Sto­ry and Pho­tos sub­mit­ted by: John Boehm


Edith Cavell Adventure

Here are some shots from the classic route of Edith Cavell. This amazing mountaineering adventure is by far my favorite achievement. The trip took 17 hours round trip with lots of breaks and one mishap.

Caution is advised for this adventure. Climbing knowledge and no fear of exposure is a must! Of course the common sense to hire a mountain guide if your ability is not up to par.

This trip started at 1:40 am at the parking lot of Edith Cavell. A short hike to the first snow patch that leads to the east ridge in the full moon is breathtaking. We put on our crampons and started our accent. This where my epic began, nearly reaching the ridge, my footing failed and I slid down the corn snow in the dark and thinking to myself "this is it!" After 80 or 90 feet of high speed (it felt like 100 miles per hour) decent losing the ice ax right off the bat was not in the plans. Somehow, some lucky turn of event I stopped short of slamming into the rocks where we just crossed. Big sigh of relief and adrenaline rushing through my veins was definitely happening.

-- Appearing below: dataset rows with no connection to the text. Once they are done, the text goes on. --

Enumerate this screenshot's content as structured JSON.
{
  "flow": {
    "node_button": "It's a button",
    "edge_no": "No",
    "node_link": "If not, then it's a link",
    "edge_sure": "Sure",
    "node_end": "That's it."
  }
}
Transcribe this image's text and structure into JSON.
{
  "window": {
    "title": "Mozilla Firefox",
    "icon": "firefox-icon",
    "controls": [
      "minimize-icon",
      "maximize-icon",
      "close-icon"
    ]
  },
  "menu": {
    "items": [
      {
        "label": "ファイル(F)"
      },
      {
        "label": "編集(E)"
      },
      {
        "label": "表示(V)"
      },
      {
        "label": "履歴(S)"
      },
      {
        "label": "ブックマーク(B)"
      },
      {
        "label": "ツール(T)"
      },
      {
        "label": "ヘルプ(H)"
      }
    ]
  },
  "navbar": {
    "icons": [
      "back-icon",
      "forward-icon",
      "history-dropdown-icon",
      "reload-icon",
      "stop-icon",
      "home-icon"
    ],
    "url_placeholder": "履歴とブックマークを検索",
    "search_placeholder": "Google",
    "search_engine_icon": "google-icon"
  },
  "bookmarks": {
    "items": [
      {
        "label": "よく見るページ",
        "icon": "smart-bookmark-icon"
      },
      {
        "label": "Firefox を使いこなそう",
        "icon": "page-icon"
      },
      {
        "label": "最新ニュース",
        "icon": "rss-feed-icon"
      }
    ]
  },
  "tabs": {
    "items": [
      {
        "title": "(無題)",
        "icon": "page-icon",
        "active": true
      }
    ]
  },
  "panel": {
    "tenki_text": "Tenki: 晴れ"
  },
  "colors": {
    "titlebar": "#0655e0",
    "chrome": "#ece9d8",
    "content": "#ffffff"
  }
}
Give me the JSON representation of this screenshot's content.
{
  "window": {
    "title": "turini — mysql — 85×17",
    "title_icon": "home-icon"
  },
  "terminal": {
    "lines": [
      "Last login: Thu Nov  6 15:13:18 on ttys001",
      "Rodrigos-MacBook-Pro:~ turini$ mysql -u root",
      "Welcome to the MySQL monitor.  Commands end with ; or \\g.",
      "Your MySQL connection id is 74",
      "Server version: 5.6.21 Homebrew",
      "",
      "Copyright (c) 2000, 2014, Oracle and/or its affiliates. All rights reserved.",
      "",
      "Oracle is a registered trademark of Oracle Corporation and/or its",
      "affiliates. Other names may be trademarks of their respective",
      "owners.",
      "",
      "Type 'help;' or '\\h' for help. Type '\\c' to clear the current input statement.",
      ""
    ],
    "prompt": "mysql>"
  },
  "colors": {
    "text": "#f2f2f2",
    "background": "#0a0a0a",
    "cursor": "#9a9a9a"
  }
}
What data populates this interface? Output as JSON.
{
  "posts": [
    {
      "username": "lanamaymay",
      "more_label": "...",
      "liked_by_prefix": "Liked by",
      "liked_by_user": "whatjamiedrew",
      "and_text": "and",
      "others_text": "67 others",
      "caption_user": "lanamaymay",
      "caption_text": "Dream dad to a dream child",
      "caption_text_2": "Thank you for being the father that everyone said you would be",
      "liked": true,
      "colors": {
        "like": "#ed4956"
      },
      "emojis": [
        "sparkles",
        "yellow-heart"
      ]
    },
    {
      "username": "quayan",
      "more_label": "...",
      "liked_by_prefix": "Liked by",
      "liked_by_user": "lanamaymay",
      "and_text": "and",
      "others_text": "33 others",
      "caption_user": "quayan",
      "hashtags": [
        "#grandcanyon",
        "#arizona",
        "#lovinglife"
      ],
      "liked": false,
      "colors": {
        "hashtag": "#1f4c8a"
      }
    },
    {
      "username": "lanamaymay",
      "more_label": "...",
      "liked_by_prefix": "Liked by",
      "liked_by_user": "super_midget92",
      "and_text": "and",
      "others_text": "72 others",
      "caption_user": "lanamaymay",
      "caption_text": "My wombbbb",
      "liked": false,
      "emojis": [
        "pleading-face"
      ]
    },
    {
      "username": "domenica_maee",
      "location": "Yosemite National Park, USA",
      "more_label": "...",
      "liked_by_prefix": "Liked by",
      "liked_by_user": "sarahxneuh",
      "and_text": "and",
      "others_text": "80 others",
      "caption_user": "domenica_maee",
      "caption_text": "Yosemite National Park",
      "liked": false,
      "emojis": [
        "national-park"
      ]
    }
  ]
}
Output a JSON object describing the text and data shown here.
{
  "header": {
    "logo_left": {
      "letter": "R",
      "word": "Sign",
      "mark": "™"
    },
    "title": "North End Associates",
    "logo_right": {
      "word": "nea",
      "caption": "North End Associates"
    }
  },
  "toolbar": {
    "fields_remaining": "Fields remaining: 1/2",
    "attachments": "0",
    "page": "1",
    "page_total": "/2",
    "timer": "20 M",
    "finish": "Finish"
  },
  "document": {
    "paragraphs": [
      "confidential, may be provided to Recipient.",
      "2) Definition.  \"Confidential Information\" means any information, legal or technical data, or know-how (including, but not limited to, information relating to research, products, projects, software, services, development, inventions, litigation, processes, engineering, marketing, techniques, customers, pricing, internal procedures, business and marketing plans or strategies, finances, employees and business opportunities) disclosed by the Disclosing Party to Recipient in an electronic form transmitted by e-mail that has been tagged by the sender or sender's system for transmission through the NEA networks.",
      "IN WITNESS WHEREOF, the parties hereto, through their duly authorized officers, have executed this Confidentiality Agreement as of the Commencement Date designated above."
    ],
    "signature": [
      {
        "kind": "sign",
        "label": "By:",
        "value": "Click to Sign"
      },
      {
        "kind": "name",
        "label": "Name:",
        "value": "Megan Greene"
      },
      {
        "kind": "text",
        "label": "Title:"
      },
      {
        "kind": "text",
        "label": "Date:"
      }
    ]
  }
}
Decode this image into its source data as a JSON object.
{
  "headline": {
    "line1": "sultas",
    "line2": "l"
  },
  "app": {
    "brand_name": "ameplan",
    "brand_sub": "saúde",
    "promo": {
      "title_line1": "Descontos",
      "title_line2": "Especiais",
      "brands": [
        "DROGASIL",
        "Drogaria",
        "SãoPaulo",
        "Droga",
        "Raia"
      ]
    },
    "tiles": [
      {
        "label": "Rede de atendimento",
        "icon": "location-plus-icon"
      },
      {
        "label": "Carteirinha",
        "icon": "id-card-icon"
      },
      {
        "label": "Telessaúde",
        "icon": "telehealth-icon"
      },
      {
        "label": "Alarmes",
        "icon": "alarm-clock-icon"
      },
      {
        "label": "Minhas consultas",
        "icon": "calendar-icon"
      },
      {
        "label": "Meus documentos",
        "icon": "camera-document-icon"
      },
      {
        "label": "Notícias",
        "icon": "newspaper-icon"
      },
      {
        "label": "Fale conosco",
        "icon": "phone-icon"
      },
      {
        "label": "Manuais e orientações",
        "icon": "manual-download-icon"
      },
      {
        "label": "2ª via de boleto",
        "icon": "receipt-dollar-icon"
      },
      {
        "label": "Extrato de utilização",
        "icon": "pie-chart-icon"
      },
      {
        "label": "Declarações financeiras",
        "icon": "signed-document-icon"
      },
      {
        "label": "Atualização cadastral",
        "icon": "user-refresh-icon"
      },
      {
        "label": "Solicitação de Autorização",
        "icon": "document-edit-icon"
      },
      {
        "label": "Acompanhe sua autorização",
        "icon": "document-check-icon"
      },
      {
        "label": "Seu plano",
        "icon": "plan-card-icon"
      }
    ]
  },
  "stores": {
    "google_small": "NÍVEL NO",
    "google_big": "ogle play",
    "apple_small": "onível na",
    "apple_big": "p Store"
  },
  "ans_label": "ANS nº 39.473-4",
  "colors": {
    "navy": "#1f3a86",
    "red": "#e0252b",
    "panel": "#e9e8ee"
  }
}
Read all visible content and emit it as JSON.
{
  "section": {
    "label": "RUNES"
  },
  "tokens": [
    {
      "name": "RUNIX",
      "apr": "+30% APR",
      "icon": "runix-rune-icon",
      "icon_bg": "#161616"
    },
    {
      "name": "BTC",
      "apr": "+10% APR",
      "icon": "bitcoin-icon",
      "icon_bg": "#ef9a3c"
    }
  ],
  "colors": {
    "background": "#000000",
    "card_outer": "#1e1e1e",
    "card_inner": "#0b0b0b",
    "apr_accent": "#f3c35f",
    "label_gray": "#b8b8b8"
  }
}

A distance call from the ridge, "...EDDIE!"

Lucky for me that I packed a spare ice ax, with the adrenaline that was coursing through my system I started my accent again, collected the ax where I had started to fall and shortly was on the ridge where Mike was waiting patiently and perplexed at what happened. I showed him my Huge road rash on my left forearm and out came the first aid. As you can see from these photos, we continued our accent. Whenever there were snow I was very slow going. Can you blame me?

Sun rise at 6:30 am, this sight was to be remembered forever. The First Step to the peak was so intimidating that talk of turning back was spoken, but not really in our plans. The interesting parts were just beginning, hanging out there and looking under your arm pits and seeing the Cavell pond beneath you is some thing that I cannot be captured in words.

The summit was reached at NOON! After a paparazzi session and lunch on top of the world, the ugly decent of the west ridge was to begin. But that is another story...back at the vehicle by 7:30 pm.

by Eddie Wong
August 17, 2000